So our sanctuary is undergoing 6 weeks of renovations - and I could only laugh out loud when I noticed all the warning signs posted at the entryways: "Danger: Hard Hat Area." Naturally I thought of Annie Dillard's often-quoted thought from Teaching a Stone to Talk: "I do not find Christians, outside of the catacombs, to be sufficiently sensible of conditions. Does anyone have any idea what sort of power we so blithely invoke? Or, as I suspect, does no one believe a word of it? The churches are children playing with their chemistry sets, mixing up a batch of TNT to kill a Sunday morning. It is madness to wear ladies' velvet hats to church; we should all be wearing crash helmets. Ushers should issue life preservers... and lash us to our pews. For the sleeping god may wake someday and take offense..."

We had to bring in scaffolding, circular saws, and scarily heavy . equipment to render our beautiful sanctuary risky. "Oh, it's dangerous now? How long before it's safe to go back in?" I noticed the subheading on the Danger: Hard Hat Area sign - which adds Authorized Personnel Only. "Who shall ascend the hill of the Lord?" Psalm 24 inquires - and the reply, if authoritative for us today, would keep us all out permanently: "He who has clean hands and a pure heart."

And yet, at our denominational annual conference, we had a motion tabled - one about inclusivity. Nobody wants to talk about it: we are weary of the debate on how much inclusiveness is too much. Bizarre to me: it is precisely the necessity of clean hands and a pure heart that requires us to be utterly and uncompromisingly inclusive. Mine aren't clean or pure, and neither are yours - or anybody else's. Inside the building, the chemicals that catalyze the explosion are grace and mercy, which you never find outside a Church. So we realize what God requires, we realize we've whiffed embarrassingly - and that is precisely why we enter, trembling, hoping for mercy, needing nothing less than a transformative explosion of unseen power.

How inclusive then should we be? My small wisdom is this: if any one of us isn't welcome in Church, ever, for any reason, then none of us is ever welcome. God may wake up one day and be grossly offended we ever thought otherwise; God has already noticed, and is grieved - and wishes to strip the place, and us, down to the foundations and start over with us. Danger: Hard Hat Area.

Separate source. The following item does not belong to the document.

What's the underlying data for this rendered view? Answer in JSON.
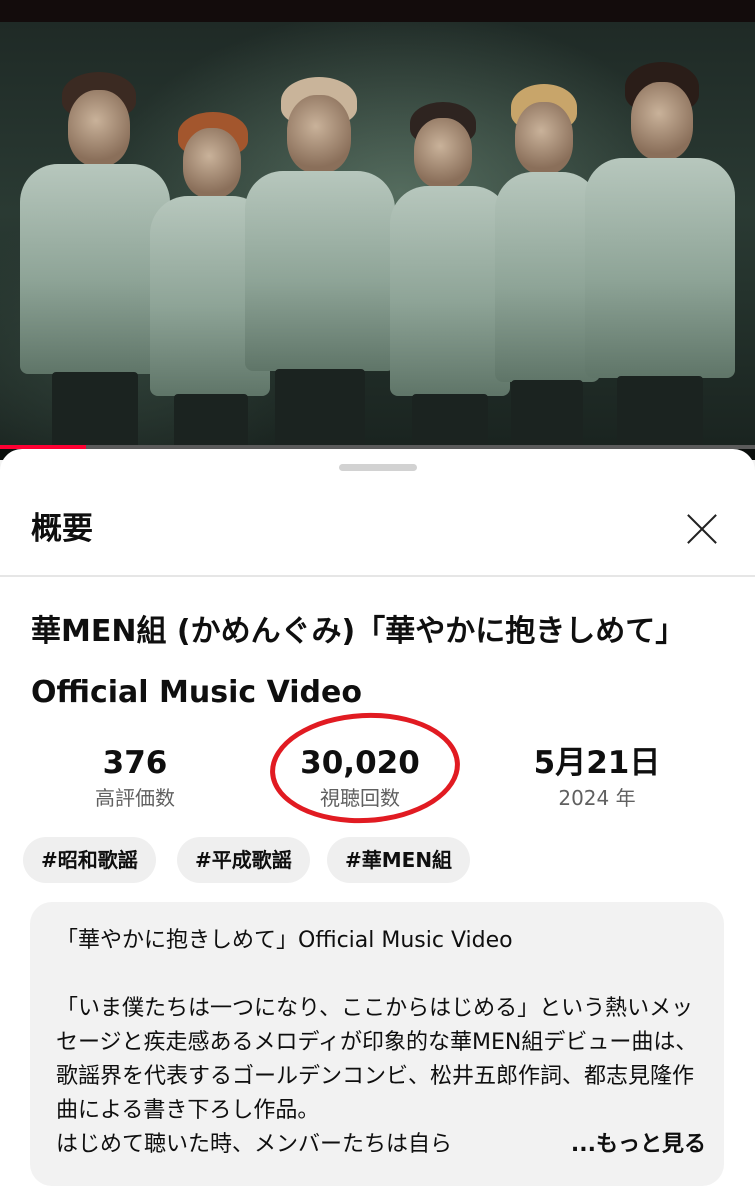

1 comment:

  1. Fabulous post. We stumbled over a small piece of this in Sunday school this week, when concluding our series on the will of God (from your book). Mark, who was teaching, had been unable to grab the copy floating around between the teachers, so the series was wrapped up as, "The will of God, as I'm guessing James Howell would see it." Anyway, he took us directly to Micah, and said he thought the will of God could be summed up in the instruction to "Do justice, love mercy, and walk humbly with the Lord."

    The thing that tripped many of us up was that those instructions, when taken in modern context, can seem so inherently contradictory. We got into a discussion of judgment, something which seems to be a personal challenge for many of us.

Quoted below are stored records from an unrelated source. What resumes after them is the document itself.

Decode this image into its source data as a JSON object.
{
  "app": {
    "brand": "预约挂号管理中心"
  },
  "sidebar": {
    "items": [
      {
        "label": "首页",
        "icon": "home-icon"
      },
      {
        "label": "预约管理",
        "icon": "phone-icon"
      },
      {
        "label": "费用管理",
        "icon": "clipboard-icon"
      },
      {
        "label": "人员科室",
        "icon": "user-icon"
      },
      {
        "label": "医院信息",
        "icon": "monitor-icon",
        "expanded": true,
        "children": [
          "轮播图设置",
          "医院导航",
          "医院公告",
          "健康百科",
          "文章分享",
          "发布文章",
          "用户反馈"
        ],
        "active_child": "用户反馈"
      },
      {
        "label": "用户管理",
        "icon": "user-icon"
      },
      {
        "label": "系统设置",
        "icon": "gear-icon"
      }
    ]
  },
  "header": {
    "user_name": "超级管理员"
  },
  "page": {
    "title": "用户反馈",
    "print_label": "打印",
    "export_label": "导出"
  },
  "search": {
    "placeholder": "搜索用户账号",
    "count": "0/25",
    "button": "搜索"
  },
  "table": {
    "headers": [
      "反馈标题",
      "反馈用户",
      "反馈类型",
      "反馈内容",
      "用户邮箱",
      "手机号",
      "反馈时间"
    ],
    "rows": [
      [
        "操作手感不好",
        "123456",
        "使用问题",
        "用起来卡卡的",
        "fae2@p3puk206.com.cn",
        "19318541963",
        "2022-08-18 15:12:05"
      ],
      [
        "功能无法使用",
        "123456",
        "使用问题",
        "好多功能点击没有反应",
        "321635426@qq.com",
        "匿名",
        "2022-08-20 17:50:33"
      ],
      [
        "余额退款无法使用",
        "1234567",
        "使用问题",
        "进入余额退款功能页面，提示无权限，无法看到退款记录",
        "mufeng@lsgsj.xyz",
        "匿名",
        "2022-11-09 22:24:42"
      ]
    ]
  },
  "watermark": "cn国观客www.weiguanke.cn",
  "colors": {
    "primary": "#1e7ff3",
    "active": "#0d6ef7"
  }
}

    I've always thought it must be such a struggle for the church to simultaneously invite everyone in to worship, while maintaining a sense of what is right and what is wrong. Not that any of us have clean hands and a pure heart, but if we have some definite ideas of what might make us unclean, and if we speak about those things from the pulpit or in classrooms, we risk making those who need the church most feel the most unwelcome in it. It's not a task I envy you, trying to fill the pews while preaching anything other than a prosperity gospel.

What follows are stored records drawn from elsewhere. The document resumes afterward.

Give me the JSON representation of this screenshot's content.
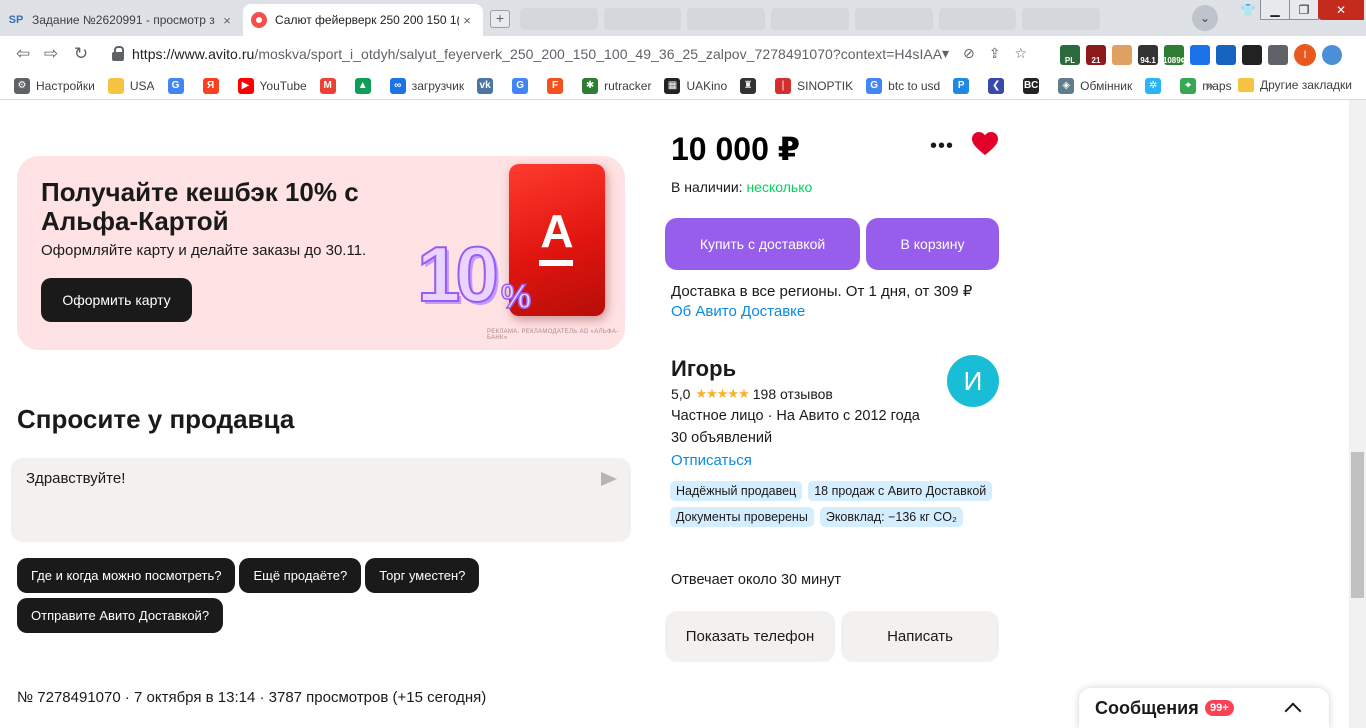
{
  "browser": {
    "tabs": [
      {
        "title": "Задание №2620991 - просмотр з",
        "favicon": "SP",
        "active": false
      },
      {
        "title": "Салют фейерверк 250 200 150 1(",
        "favicon": "avito",
        "active": true
      }
    ],
    "close_glyph": "×",
    "new_tab_glyph": "+",
    "url_host": "https://www.avito.ru",
    "url_path": "/moskva/sport_i_otdyh/salyut_feyerverk_250_200_150_100_49_36_25_zalpov_7278491070?context=H4sIAAA...",
    "profile_initial": "I",
    "extension_badges": [
      "PL",
      "21",
      "94.1",
      "1089¢"
    ],
    "bookmarks": [
      {
        "label": "Настройки",
        "icon": "gear-icon",
        "color": "#5f6368"
      },
      {
        "label": "USA",
        "icon": "folder-icon",
        "color": "#f6c343"
      },
      {
        "label": "",
        "icon": "google-icon",
        "color": "#4285f4"
      },
      {
        "label": "",
        "icon": "yandex-icon",
        "color": "#fc3f1d"
      },
      {
        "label": "YouTube",
        "icon": "youtube-icon",
        "color": "#ff0000"
      },
      {
        "label": "",
        "icon": "gmail-icon",
        "color": "#ea4335"
      },
      {
        "label": "",
        "icon": "drive-icon",
        "color": "#0f9d58"
      },
      {
        "label": "загрузчик",
        "icon": "loader-icon",
        "color": "#1a73e8"
      },
      {
        "label": "",
        "icon": "vk-icon",
        "color": "#4c75a3"
      },
      {
        "label": "",
        "icon": "translate-icon",
        "color": "#4285f4"
      },
      {
        "label": "",
        "icon": "f-icon",
        "color": "#f4511e"
      },
      {
        "label": "rutracker",
        "icon": "rutracker-icon",
        "color": "#2e7d32"
      },
      {
        "label": "UAKino",
        "icon": "uakino-icon",
        "color": "#222222"
      },
      {
        "label": "",
        "icon": "bottle-icon",
        "color": "#333333"
      },
      {
        "label": "SINOPTIK",
        "icon": "thermometer-icon",
        "color": "#d32f2f"
      },
      {
        "label": "btc to usd",
        "icon": "google-icon",
        "color": "#4285f4"
      },
      {
        "label": "",
        "icon": "p-icon",
        "color": "#1e88e5"
      },
      {
        "label": "",
        "icon": "arrow-icon",
        "color": "#3949ab"
      },
      {
        "label": "",
        "icon": "bc-icon",
        "color": "#222222"
      },
      {
        "label": "Обмінник",
        "icon": "exchange-icon",
        "color": "#607d8b"
      },
      {
        "label": "",
        "icon": "star-icon",
        "color": "#29b6f6"
      },
      {
        "label": "maps",
        "icon": "maps-icon",
        "color": "#34a853"
      }
    ],
    "bookmarks_more": "»",
    "other_bookmarks": "Другие закладки"
  },
  "promo": {
    "title": "Получайте кешбэк 10% с Альфа-Картой",
    "subtitle": "Оформляйте карту и делайте заказы до 30.11.",
    "button": "Оформить карту",
    "card_letter": "А",
    "big_number": "10",
    "big_percent": "%",
    "legal": "РЕКЛАМА. РЕКЛАМОДАТЕЛЬ АО «АЛЬФА-БАНК»"
  },
  "ask": {
    "title": "Спросите у продавца",
    "message": "Здравствуйте!",
    "quick_questions": [
      "Где и когда можно посмотреть?",
      "Ещё продаёте?",
      "Торг уместен?",
      "Отправите Авито Доставкой?"
    ]
  },
  "item_meta": "№ 7278491070 · 7 октября в 13:14 · 3787 просмотров (+15 сегодня)",
  "listing": {
    "price": "10 000 ₽",
    "more_glyph": "•••",
    "availability_label": "В наличии:",
    "availability_value": "несколько",
    "buy_delivery": "Купить с доставкой",
    "add_to_cart": "В корзину",
    "delivery_text": "Доставка в все регионы. От 1 дня, от 309 ₽",
    "delivery_link": "Об Авито Доставке",
    "favorited": true
  },
  "seller": {
    "name": "Игорь",
    "rating": "5,0",
    "stars": "★★★★★",
    "reviews": "198 отзывов",
    "type": "Частное лицо · На Авито с 2012 года",
    "ads": "30 объявлений",
    "unsubscribe": "Отписаться",
    "avatar_initial": "И",
    "badges": [
      "Надёжный продавец",
      "18 продаж с Авито Доставкой",
      "Документы проверены",
      "Эковклад: −136 кг CO₂"
    ],
    "reply_time": "Отвечает около 30 минут",
    "show_phone": "Показать телефон",
    "write": "Написать"
  },
  "messages": {
    "label": "Сообщения",
    "count": "99+"
  },
  "colors": {
    "accent_purple": "#965eeb",
    "link_blue": "#0a8ae2",
    "green": "#02d15c",
    "heart_red": "#e3002a",
    "avatar_teal": "#19bdd6",
    "promo_bg": "#ffe2e3"
  }
}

    But what you've said here makes so much sense, and if we can remember that we're all sinners and that we all need grace, maybe the sign on the door will look a little more welcoming.